▸ YOUR INSTRUCTIONS: Copy, from the data below, every line that has "номер" in it.

▸ Element data from apps and pages:
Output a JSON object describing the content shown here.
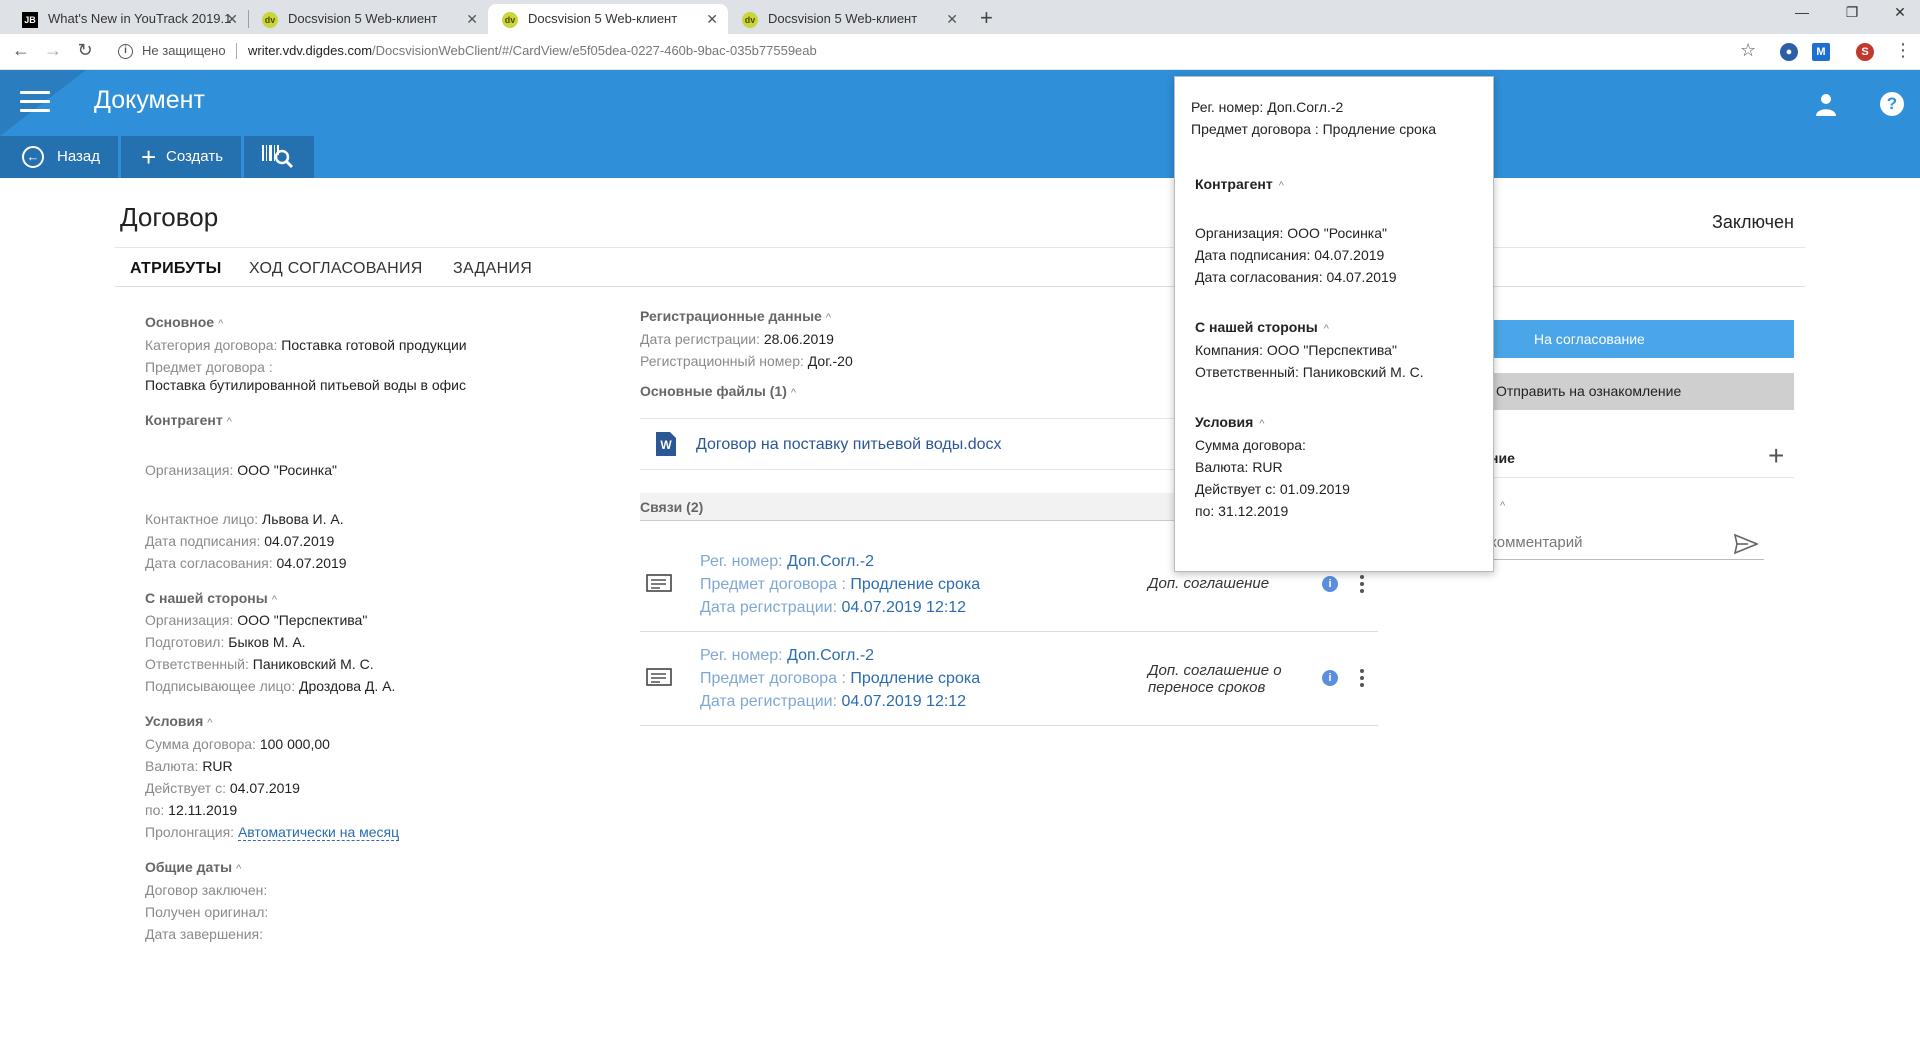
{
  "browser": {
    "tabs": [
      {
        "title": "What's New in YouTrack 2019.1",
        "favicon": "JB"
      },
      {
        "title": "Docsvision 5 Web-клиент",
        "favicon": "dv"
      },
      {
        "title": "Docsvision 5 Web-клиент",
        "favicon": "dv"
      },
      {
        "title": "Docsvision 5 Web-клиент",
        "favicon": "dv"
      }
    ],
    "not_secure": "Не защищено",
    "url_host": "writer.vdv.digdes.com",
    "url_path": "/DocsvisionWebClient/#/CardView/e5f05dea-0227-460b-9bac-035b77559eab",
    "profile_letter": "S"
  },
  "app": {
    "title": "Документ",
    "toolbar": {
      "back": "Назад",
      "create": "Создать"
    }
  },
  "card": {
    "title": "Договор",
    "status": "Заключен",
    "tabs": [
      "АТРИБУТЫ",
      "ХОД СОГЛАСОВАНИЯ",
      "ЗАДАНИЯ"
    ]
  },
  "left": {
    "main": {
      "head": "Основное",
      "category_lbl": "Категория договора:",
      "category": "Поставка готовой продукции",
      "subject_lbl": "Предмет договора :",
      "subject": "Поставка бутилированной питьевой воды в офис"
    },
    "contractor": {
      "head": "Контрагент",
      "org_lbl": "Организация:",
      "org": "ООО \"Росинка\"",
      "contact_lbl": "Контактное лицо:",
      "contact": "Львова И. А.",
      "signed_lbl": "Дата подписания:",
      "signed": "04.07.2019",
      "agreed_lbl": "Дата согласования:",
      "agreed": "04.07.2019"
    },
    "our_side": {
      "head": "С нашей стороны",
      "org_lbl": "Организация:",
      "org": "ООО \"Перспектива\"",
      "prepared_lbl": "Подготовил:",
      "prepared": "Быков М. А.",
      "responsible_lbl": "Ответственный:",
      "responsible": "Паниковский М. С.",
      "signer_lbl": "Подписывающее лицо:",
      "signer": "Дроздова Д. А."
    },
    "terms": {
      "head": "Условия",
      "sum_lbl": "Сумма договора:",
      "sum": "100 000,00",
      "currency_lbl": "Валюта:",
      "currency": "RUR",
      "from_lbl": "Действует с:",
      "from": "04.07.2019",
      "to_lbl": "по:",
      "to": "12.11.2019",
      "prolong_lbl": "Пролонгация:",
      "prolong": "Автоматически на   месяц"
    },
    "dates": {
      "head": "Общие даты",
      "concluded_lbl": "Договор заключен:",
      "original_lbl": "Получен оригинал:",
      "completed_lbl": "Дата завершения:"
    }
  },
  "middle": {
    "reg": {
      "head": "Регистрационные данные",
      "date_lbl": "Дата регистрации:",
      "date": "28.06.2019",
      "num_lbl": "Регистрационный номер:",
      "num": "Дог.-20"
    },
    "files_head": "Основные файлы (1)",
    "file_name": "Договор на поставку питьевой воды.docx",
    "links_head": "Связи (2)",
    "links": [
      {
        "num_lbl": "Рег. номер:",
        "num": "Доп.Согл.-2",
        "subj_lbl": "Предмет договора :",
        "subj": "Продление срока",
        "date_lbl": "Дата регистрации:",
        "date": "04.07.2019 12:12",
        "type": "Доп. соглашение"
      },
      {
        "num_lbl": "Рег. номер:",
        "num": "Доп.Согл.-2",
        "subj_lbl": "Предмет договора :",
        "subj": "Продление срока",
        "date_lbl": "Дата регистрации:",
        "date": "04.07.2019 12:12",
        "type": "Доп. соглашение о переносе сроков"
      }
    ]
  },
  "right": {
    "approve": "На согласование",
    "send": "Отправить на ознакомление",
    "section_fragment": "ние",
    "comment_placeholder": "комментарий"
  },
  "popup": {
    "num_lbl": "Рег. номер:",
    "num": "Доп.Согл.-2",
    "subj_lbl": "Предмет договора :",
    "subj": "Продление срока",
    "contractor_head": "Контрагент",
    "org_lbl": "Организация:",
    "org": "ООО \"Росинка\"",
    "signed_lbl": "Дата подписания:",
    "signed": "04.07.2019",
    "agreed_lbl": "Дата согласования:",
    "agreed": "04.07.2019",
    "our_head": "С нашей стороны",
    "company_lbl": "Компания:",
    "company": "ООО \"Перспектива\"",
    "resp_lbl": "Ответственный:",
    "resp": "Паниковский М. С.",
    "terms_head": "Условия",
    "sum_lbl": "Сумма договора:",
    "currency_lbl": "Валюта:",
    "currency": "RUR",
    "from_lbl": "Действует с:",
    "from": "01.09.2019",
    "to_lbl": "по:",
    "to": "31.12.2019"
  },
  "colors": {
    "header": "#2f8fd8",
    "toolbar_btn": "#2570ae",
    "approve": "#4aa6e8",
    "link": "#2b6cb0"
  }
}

▸ SOLUTION FOR THIS PROBLEM:
      "num_lbl": "Регистрационный номер:",
        "num_lbl": "Рег. номер:",
        "num_lbl": "Рег. номер:",
    "num_lbl": "Рег. номер:",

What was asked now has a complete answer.